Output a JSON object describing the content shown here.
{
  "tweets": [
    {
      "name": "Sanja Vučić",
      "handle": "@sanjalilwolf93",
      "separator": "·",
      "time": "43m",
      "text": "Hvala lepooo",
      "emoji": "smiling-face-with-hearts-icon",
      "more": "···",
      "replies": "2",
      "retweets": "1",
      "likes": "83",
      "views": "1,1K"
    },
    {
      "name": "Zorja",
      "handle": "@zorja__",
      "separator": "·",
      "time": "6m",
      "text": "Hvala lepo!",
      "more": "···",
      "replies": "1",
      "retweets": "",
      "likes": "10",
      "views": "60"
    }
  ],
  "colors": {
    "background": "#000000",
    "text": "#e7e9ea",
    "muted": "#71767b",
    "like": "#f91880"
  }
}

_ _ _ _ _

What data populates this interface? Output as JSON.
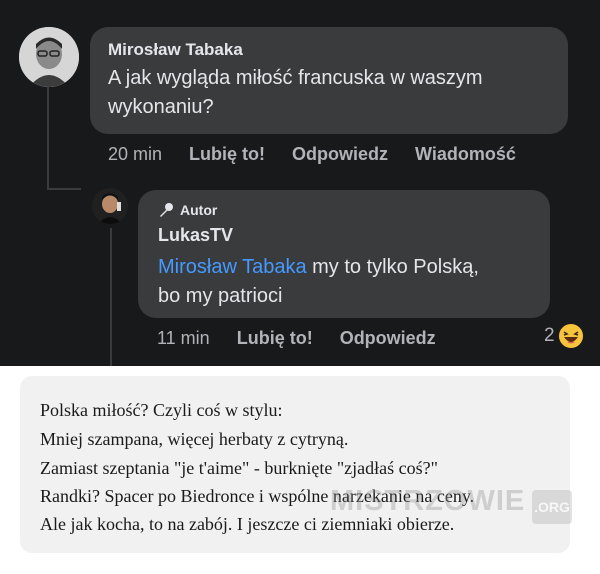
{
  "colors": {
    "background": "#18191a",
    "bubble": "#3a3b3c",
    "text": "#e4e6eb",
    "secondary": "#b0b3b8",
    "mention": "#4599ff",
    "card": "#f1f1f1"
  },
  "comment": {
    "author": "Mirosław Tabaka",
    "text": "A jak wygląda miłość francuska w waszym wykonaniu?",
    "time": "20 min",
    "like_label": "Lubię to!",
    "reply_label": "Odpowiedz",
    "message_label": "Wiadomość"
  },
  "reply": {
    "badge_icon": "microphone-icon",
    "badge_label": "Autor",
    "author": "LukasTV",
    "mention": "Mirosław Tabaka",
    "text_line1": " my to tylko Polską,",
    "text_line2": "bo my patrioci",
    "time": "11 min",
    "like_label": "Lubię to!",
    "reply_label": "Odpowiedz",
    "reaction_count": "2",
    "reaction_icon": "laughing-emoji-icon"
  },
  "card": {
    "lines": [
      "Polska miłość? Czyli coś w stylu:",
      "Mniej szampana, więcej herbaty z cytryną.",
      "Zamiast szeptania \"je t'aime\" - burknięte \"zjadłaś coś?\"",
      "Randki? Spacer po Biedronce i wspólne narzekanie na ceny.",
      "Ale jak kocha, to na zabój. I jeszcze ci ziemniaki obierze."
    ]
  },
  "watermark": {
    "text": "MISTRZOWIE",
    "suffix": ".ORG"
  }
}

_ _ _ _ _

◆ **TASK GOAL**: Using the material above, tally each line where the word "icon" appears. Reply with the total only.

◆ **COMPLETED TASK**: 3